Latta to hold Civil War summer camps
by Alan Hodge
HUNTERSVILLE – The blue and gray will come together in a friendly way this summer during Civil War soldier camps at Historic Latta Plantation.
The camps, held annually since 2005, give 8- to 12-year-olds the opportunity to dress up as Confederate or Union soldiers and experience camp life as Civil War troops knew it, take part in marching drills and meet on the battlefield.
Of course, the camp sprinkles in a dash of American history, too.
“Our purpose is to educate the participants in what the men and women went through during the Civil War,” Matthew Waisner, Latta’s historic interpretation and event specialist, said.
According to Waisner, there’s room for 70 soldiers at each camp – 35 wearing Confederate gray and 35 in Union blue. Each soldier will receive a Civil War cap known as a kepi, a haversack, a blue or gray camp shirt, a canteen and a replica toy musket that shoots caps.
“At the end of the camps, those who graduate get to take all the items home,” Waisner said. “Some who have participated for several years have collected enough stuff to outfit the other kids in their neighborhood.”
Robert King, of Mooresville, is a 17-year-old camp veteran who has been to every camp since 2005.
“It’s great. We do so many different things,” King said. “You not only learn how the soldiers lived and get to fight in a battle but also what life was like for children on a farm during the Civil War. We also learned about the lives of African-Americans in those days.”
Another seasoned Civil War camp campaigner is 20-year-old Phillip Brown from Oakdale. Brown has served as a counselor for the camp since 2006.
“It’s definitely a one-of-a-kind, hands-on Civil War experience,” Brown said. “I’ve never heard anyone say they had a bad time. If they had something like this when I was 8 years old, I wouldn’t have been able to contain myself.”
Waisner said campers have come from South Carolina, Tennessee and even California.
So, just exactly what slices of the Civil War experience can participants expect to sample? First, there will be military drills and maneuvering done according to the Civil War era book “Hardee’s Manual of Arms.”
“It’s not just marching around,” Waisner said. “They learn the purpose behind each movement.”
After drilling, the recruits will take a mile-long march to Buzzard Rock, a part of the Plantation’s Nature Preserve.
Discipline is part of the learning process, and that might include a mild scolding from a sergeant.
“It’s a military education,” Waisner said with a smile. “But G-rated.”
To add to the atmosphere, Civil War-style canvas tents will be set up so the troops can take breaks and enjoy comradeship just like the boys of 1861-65 did.
One thing the Civil War soldier camp kids won’t get to experience – but will hear about – the horrible food, like hardtack or salt pork, that made up much of a 19th century soldier’s diet. According to Waisner, because of concerns over food allergies, each camper should bring his or her own lunch and water each day.

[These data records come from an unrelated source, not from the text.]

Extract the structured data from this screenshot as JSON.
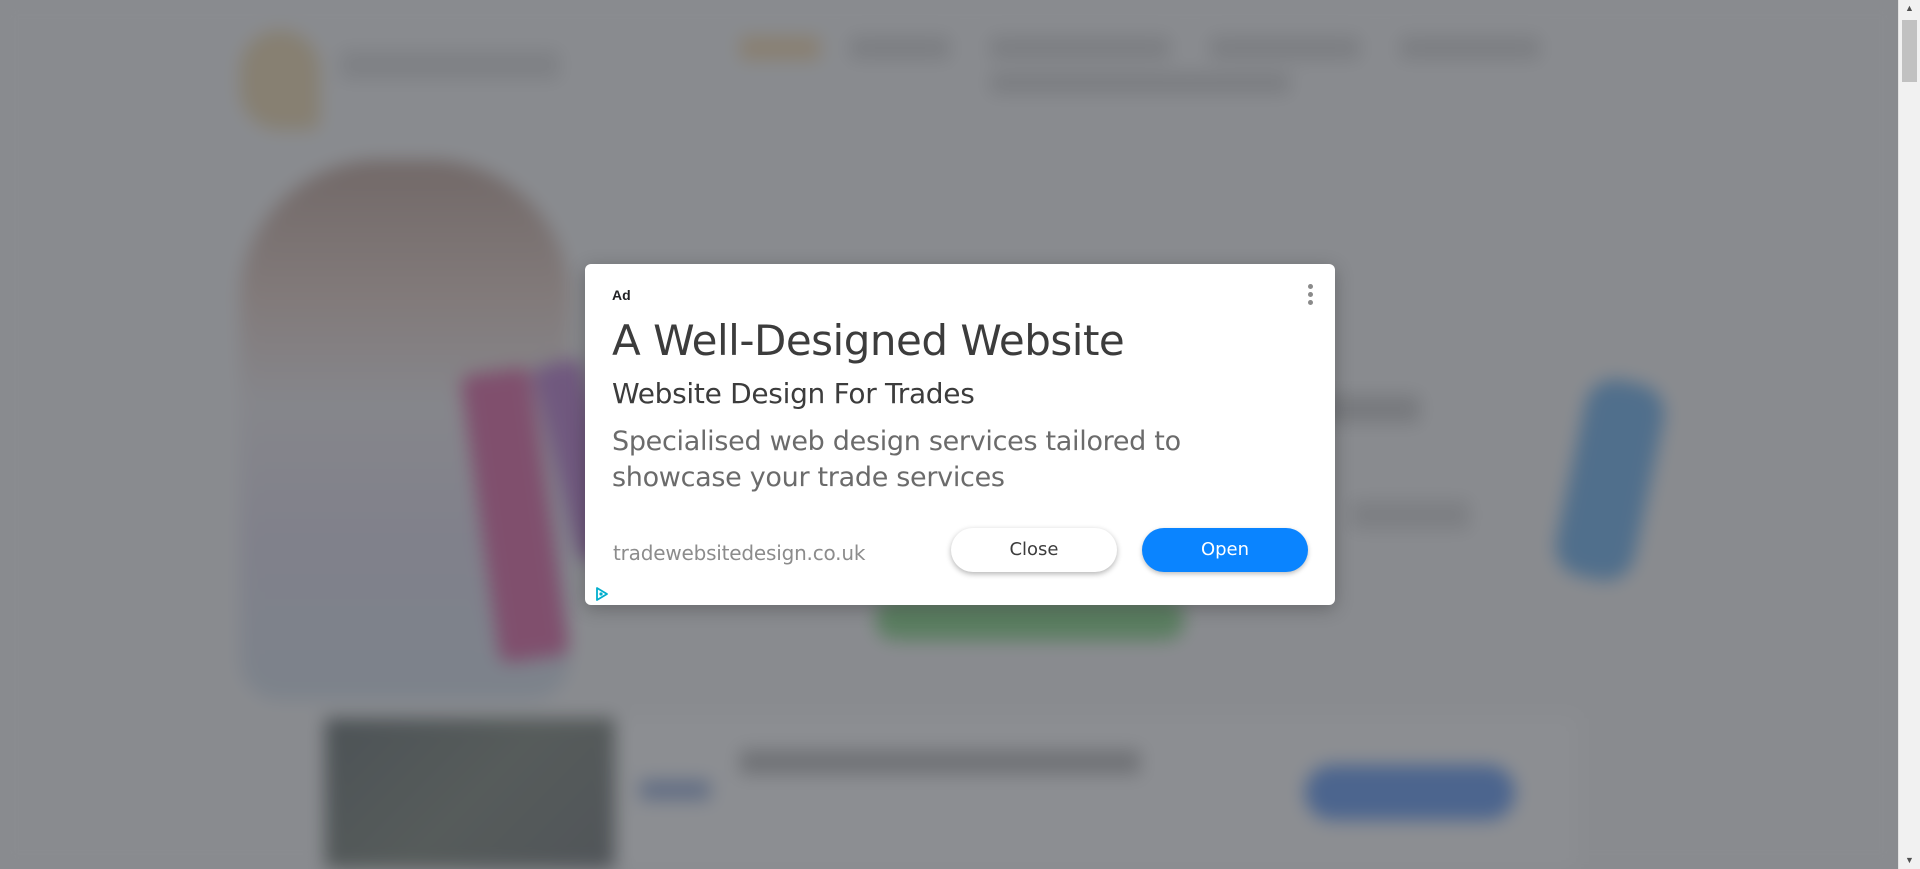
{
  "ad": {
    "label": "Ad",
    "headline": "A Well-Designed Website",
    "subheadline": "Website Design For Trades",
    "description": "Specialised web design services tailored to showcase your trade services",
    "domain": "tradewebsitedesign.co.uk",
    "close_label": "Close",
    "open_label": "Open",
    "menu_icon": "more-vert-icon",
    "adchoices_icon": "adchoices-icon"
  },
  "colors": {
    "open_button": "#0a84ff",
    "overlay": "#5f6368",
    "adchoices": "#00aecd"
  }
}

Perhaps the most anticipated part of each camp is the battle scenarios. Armed with their toy muskets and plenty of caps, the kids will skirmish through the fields and woods surrounding Latta Plantation.
“They’ve even built earthworks in the woods as a defensive position,” Waisner said.
Part of the educational experience Waisner plans this year for the skirmish will include a scene based on the Battle of Big Bethel, a fight that took place in Virginia on June 10, 1861.
The grand finale of each Latta Plantation Civil War soldier camp is a graduation ceremony and dress parade.
The first of this year’s camps, intended for children 8 to 12 years old will take place on one day, April 16. Other full-week camps are scheduled for June 20-23, July 11-14 and Aug. 1-4. The camps begin each day at 9 a.m. and last until 4 p.m. The cost is $165 for week-long camps. Contact Waisner at 704-875-2312 ext. 305 or at firstname.lastname@example.org for more information. Advanced registration is required.